Copy each entry as it stands, leaving nothing out.
--- Data under study ---
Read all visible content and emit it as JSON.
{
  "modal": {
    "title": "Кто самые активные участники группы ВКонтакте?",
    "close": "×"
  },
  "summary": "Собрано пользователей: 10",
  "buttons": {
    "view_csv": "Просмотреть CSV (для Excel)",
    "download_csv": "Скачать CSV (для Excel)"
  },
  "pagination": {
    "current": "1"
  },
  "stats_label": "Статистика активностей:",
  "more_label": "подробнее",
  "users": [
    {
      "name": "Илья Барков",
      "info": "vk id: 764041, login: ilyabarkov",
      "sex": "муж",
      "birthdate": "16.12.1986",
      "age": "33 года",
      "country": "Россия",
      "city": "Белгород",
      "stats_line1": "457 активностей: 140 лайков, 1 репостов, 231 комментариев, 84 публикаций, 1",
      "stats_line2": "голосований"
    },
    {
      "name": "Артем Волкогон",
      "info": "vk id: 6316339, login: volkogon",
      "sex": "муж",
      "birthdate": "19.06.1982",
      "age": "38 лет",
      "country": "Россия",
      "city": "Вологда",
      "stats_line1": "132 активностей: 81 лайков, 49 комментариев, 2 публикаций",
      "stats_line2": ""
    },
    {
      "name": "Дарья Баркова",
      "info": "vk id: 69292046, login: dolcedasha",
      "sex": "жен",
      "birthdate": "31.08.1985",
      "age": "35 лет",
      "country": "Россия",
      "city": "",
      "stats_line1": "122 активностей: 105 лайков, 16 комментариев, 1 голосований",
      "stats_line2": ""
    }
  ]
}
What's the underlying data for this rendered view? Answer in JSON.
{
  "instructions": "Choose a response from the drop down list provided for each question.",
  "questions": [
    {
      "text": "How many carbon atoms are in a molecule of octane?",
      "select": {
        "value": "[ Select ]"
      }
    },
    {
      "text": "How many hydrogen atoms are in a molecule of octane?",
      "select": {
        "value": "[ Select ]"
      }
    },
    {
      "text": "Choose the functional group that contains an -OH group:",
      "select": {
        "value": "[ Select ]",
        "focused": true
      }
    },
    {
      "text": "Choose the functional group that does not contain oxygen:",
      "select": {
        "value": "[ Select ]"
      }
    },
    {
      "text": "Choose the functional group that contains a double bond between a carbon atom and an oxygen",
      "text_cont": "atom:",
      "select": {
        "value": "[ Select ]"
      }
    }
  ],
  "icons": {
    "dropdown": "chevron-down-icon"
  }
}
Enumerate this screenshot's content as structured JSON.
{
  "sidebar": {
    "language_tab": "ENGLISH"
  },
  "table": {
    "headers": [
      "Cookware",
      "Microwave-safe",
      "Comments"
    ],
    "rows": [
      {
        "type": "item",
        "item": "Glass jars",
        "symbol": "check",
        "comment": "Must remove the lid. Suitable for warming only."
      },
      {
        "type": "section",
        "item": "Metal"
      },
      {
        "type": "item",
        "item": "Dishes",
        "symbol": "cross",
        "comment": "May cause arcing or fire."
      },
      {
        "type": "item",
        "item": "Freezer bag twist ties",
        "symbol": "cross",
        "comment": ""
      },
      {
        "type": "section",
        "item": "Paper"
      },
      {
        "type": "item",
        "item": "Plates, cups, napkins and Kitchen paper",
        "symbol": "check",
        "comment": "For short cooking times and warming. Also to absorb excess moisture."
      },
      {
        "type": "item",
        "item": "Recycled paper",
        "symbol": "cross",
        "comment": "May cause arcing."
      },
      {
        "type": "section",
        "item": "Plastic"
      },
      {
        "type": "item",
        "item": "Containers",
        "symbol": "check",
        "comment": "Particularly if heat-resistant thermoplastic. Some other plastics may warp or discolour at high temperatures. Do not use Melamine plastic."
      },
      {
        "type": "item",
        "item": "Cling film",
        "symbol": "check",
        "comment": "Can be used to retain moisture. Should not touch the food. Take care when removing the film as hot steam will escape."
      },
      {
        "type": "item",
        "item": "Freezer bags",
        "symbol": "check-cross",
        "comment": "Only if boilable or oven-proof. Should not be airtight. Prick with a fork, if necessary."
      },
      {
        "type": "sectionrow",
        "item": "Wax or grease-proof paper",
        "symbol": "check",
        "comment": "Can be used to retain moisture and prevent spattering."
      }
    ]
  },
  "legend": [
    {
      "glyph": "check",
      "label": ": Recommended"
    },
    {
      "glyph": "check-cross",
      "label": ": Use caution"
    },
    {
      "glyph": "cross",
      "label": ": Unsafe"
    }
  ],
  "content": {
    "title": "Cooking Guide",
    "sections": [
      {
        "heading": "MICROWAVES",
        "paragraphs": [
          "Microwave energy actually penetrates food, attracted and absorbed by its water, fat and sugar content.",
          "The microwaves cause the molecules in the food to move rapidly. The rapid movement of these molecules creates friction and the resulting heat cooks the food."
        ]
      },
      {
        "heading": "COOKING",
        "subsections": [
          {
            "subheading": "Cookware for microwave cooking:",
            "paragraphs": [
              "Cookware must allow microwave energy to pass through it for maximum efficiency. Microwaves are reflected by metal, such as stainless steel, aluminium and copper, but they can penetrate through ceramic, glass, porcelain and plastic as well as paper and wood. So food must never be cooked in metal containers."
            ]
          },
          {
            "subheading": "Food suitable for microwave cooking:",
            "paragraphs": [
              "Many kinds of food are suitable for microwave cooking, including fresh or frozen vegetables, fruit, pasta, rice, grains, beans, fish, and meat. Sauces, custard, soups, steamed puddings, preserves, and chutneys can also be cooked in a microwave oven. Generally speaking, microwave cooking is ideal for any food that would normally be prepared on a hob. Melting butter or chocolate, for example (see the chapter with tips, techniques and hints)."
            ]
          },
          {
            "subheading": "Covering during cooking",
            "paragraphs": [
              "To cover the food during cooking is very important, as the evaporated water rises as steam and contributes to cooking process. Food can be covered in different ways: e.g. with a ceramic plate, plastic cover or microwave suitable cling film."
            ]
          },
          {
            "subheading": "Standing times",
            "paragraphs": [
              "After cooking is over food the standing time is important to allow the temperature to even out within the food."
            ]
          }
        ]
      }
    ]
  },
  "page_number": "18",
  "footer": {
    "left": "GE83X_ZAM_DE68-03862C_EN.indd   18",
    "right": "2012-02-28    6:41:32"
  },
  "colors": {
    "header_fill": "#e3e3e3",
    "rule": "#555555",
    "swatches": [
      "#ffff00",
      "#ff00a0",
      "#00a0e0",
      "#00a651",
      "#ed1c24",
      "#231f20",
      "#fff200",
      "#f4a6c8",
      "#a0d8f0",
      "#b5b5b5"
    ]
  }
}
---
> Exercise solution:
Read all visible content and emit it as JSON.
{
  "modal": {
    "title": "Кто самые активные участники группы ВКонтакте?",
    "close": "×"
  },
  "summary": "Собрано пользователей: 10",
  "buttons": {
    "view_csv": "Просмотреть CSV (для Excel)",
    "download_csv": "Скачать CSV (для Excel)"
  },
  "pagination": {
    "current": "1"
  },
  "stats_label": "Статистика активностей:",
  "more_label": "подробнее",
  "users": [
    {
      "name": "Илья Барков",
      "info": "vk id: 764041, login: ilyabarkov",
      "sex": "муж",
      "birthdate": "16.12.1986",
      "age": "33 года",
      "country": "Россия",
      "city": "Белгород",
      "stats_line1": "457 активностей: 140 лайков, 1 репостов, 231 комментариев, 84 публикаций, 1",
      "stats_line2": "голосований"
    },
    {
      "name": "Артем Волкогон",
      "info": "vk id: 6316339, login: volkogon",
      "sex": "муж",
      "birthdate": "19.06.1982",
      "age": "38 лет",
      "country": "Россия",
      "city": "Вологда",
      "stats_line1": "132 активностей: 81 лайков, 49 комментариев, 2 публикаций",
      "stats_line2": ""
    },
    {
      "name": "Дарья Баркова",
      "info": "vk id: 69292046, login: dolcedasha",
      "sex": "жен",
      "birthdate": "31.08.1985",
      "age": "35 лет",
      "country": "Россия",
      "city": "",
      "stats_line1": "122 активностей: 105 лайков, 16 комментариев, 1 голосований",
      "stats_line2": ""
    }
  ]
}
What's the underlying data for this rendered view? Answer in JSON.
{
  "instructions": "Choose a response from the drop down list provided for each question.",
  "questions": [
    {
      "text": "How many carbon atoms are in a molecule of octane?",
      "select": {
        "value": "[ Select ]"
      }
    },
    {
      "text": "How many hydrogen atoms are in a molecule of octane?",
      "select": {
        "value": "[ Select ]"
      }
    },
    {
      "text": "Choose the functional group that contains an -OH group:",
      "select": {
        "value": "[ Select ]",
        "focused": true
      }
    },
    {
      "text": "Choose the functional group that does not contain oxygen:",
      "select": {
        "value": "[ Select ]"
      }
    },
    {
      "text": "Choose the functional group that contains a double bond between a carbon atom and an oxygen",
      "text_cont": "atom:",
      "select": {
        "value": "[ Select ]"
      }
    }
  ],
  "icons": {
    "dropdown": "chevron-down-icon"
  }
}
Enumerate this screenshot's content as structured JSON.
{
  "sidebar": {
    "language_tab": "ENGLISH"
  },
  "table": {
    "headers": [
      "Cookware",
      "Microwave-safe",
      "Comments"
    ],
    "rows": [
      {
        "type": "item",
        "item": "Glass jars",
        "symbol": "check",
        "comment": "Must remove the lid. Suitable for warming only."
      },
      {
        "type": "section",
        "item": "Metal"
      },
      {
        "type": "item",
        "item": "Dishes",
        "symbol": "cross",
        "comment": "May cause arcing or fire."
      },
      {
        "type": "item",
        "item": "Freezer bag twist ties",
        "symbol": "cross",
        "comment": ""
      },
      {
        "type": "section",
        "item": "Paper"
      },
      {
        "type": "item",
        "item": "Plates, cups, napkins and Kitchen paper",
        "symbol": "check",
        "comment": "For short cooking times and warming. Also to absorb excess moisture."
      },
      {
        "type": "item",
        "item": "Recycled paper",
        "symbol": "cross",
        "comment": "May cause arcing."
      },
      {
        "type": "section",
        "item": "Plastic"
      },
      {
        "type": "item",
        "item": "Containers",
        "symbol": "check",
        "comment": "Particularly if heat-resistant thermoplastic. Some other plastics may warp or discolour at high temperatures. Do not use Melamine plastic."
      },
      {
        "type": "item",
        "item": "Cling film",
        "symbol": "check",
        "comment": "Can be used to retain moisture. Should not touch the food. Take care when removing the film as hot steam will escape."
      },
      {
        "type": "item",
        "item": "Freezer bags",
        "symbol": "check-cross",
        "comment": "Only if boilable or oven-proof. Should not be airtight. Prick with a fork, if necessary."
      },
      {
        "type": "sectionrow",
        "item": "Wax or grease-proof paper",
        "symbol": "check",
        "comment": "Can be used to retain moisture and prevent spattering."
      }
    ]
  },
  "legend": [
    {
      "glyph": "check",
      "label": ": Recommended"
    },
    {
      "glyph": "check-cross",
      "label": ": Use caution"
    },
    {
      "glyph": "cross",
      "label": ": Unsafe"
    }
  ],
  "content": {
    "title": "Cooking Guide",
    "sections": [
      {
        "heading": "MICROWAVES",
        "paragraphs": [
          "Microwave energy actually penetrates food, attracted and absorbed by its water, fat and sugar content.",
          "The microwaves cause the molecules in the food to move rapidly. The rapid movement of these molecules creates friction and the resulting heat cooks the food."
        ]
      },
      {
        "heading": "COOKING",
        "subsections": [
          {
            "subheading": "Cookware for microwave cooking:",
            "paragraphs": [
              "Cookware must allow microwave energy to pass through it for maximum efficiency. Microwaves are reflected by metal, such as stainless steel, aluminium and copper, but they can penetrate through ceramic, glass, porcelain and plastic as well as paper and wood. So food must never be cooked in metal containers."
            ]
          },
          {
            "subheading": "Food suitable for microwave cooking:",
            "paragraphs": [
              "Many kinds of food are suitable for microwave cooking, including fresh or frozen vegetables, fruit, pasta, rice, grains, beans, fish, and meat. Sauces, custard, soups, steamed puddings, preserves, and chutneys can also be cooked in a microwave oven. Generally speaking, microwave cooking is ideal for any food that would normally be prepared on a hob. Melting butter or chocolate, for example (see the chapter with tips, techniques and hints)."
            ]
          },
          {
            "subheading": "Covering during cooking",
            "paragraphs": [
              "To cover the food during cooking is very important, as the evaporated water rises as steam and contributes to cooking process. Food can be covered in different ways: e.g. with a ceramic plate, plastic cover or microwave suitable cling film."
            ]
          },
          {
            "subheading": "Standing times",
            "paragraphs": [
              "After cooking is over food the standing time is important to allow the temperature to even out within the food."
            ]
          }
        ]
      }
    ]
  },
  "page_number": "18",
  "footer": {
    "left": "GE83X_ZAM_DE68-03862C_EN.indd   18",
    "right": "2012-02-28    6:41:32"
  },
  "colors": {
    "header_fill": "#e3e3e3",
    "rule": "#555555",
    "swatches": [
      "#ffff00",
      "#ff00a0",
      "#00a0e0",
      "#00a651",
      "#ed1c24",
      "#231f20",
      "#fff200",
      "#f4a6c8",
      "#a0d8f0",
      "#b5b5b5"
    ]
  }
}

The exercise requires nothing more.